Look through the material beneath and copy each line with the word "JSON".

-- INFORMATION follows --

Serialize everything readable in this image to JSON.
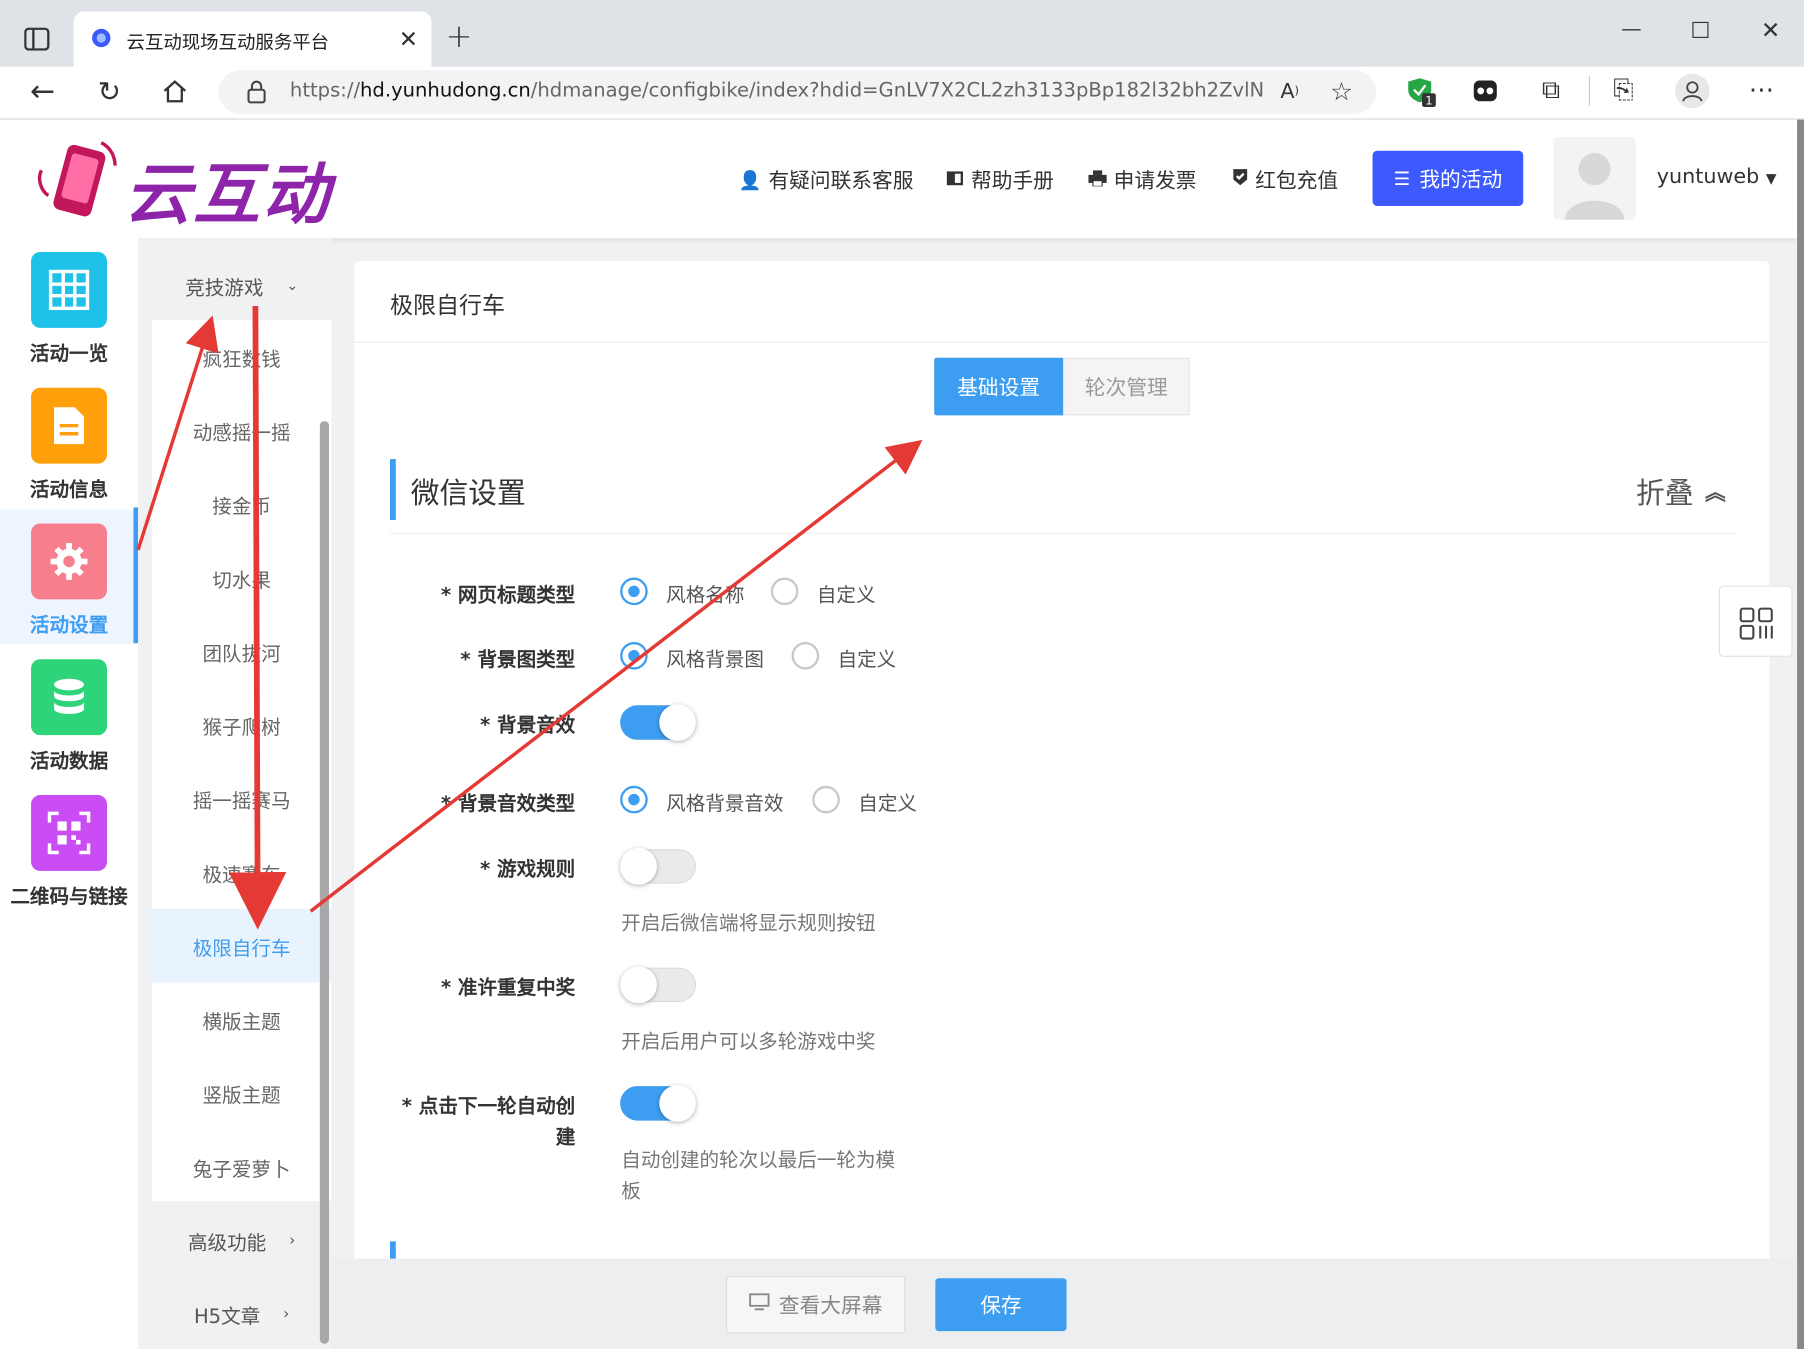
{
  "browser": {
    "tab_title": "云互动现场互动服务平台",
    "url_prefix": "https://",
    "url_host": "hd.yunhudong.cn",
    "url_path": "/hdmanage/configbike/index?hdid=GnLV7X2CL2zh3133pBp182l32bh2ZvlN",
    "ext_badge": "1"
  },
  "header": {
    "logo_text": "云互动",
    "links": [
      "有疑问联系客服",
      "帮助手册",
      "申请发票",
      "红包充值"
    ],
    "my_activity": "我的活动",
    "username": "yuntuweb"
  },
  "icon_sidebar": [
    {
      "label": "活动一览",
      "color": "#1ec1e8",
      "active": false
    },
    {
      "label": "活动信息",
      "color": "#ff9f0a",
      "active": false
    },
    {
      "label": "活动设置",
      "color": "#f77e8d",
      "active": true
    },
    {
      "label": "活动数据",
      "color": "#2ed47a",
      "active": false
    },
    {
      "label": "二维码与链接",
      "color": "#c94cf5",
      "active": false
    }
  ],
  "sub_sidebar": {
    "group_title": "竞技游戏",
    "items": [
      "疯狂数钱",
      "动感摇一摇",
      "接金币",
      "切水果",
      "团队拔河",
      "猴子爬树",
      "摇一摇赛马",
      "极速赛车",
      "极限自行车",
      "横版主题",
      "竖版主题",
      "兔子爱萝卜"
    ],
    "active_index": 8,
    "advanced": "高级功能",
    "h5": "H5文章"
  },
  "page": {
    "title": "极限自行车",
    "tabs": [
      "基础设置",
      "轮次管理"
    ],
    "section_title": "微信设置",
    "collapse": "折叠",
    "fields": {
      "page_title_type": {
        "label": "* 网页标题类型",
        "options": [
          "风格名称",
          "自定义"
        ],
        "selected": 0
      },
      "bg_image_type": {
        "label": "* 背景图类型",
        "options": [
          "风格背景图",
          "自定义"
        ],
        "selected": 0
      },
      "bg_music": {
        "label": "* 背景音效",
        "on": true
      },
      "bg_music_type": {
        "label": "* 背景音效类型",
        "options": [
          "风格背景音效",
          "自定义"
        ],
        "selected": 0
      },
      "game_rules": {
        "label": "* 游戏规则",
        "on": false,
        "hint": "开启后微信端将显示规则按钮"
      },
      "repeat_win": {
        "label": "* 准许重复中奖",
        "on": false,
        "hint": "开启后用户可以多轮游戏中奖"
      },
      "auto_next": {
        "label_line1": "* 点击下一轮自动创",
        "label_line2": "建",
        "on": true,
        "hint_line1": "自动创建的轮次以最后一轮为模",
        "hint_line2": "板"
      }
    }
  },
  "footer": {
    "view_screen": "查看大屏幕",
    "save": "保存"
  },
  "colors": {
    "accent": "#3d9df0",
    "primary": "#3d5afe",
    "annotation": "#e53935"
  }
}
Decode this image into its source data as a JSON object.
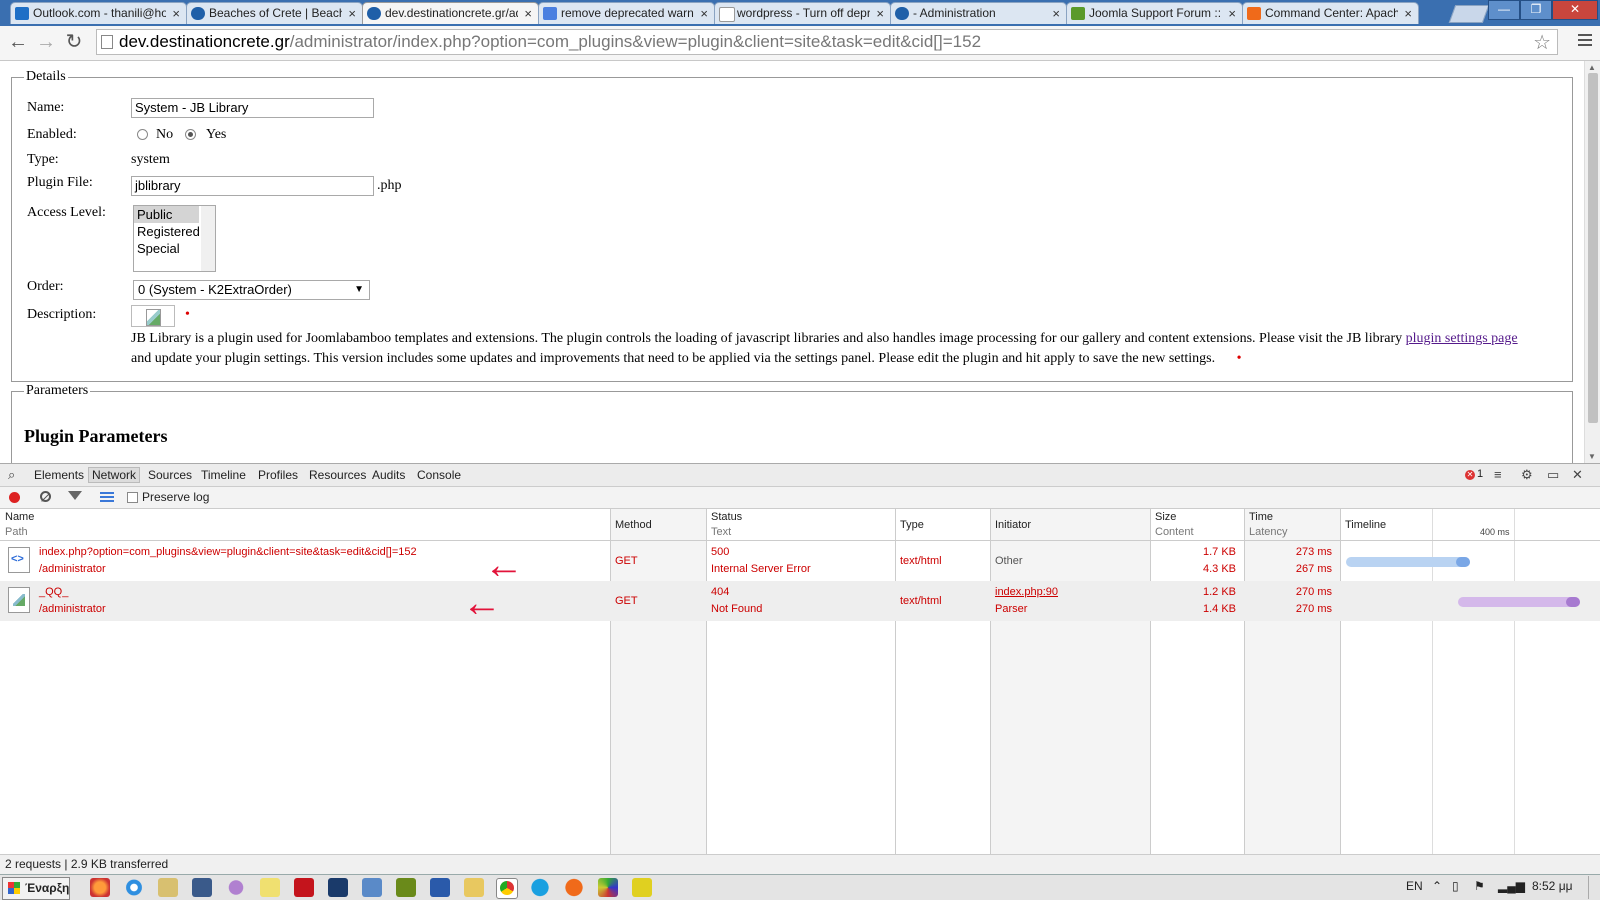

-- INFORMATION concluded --

§ ANSWER TO THIS TASK
Serialize everything readable in this image to JSON.
Decode this image into its source data as a JSON object.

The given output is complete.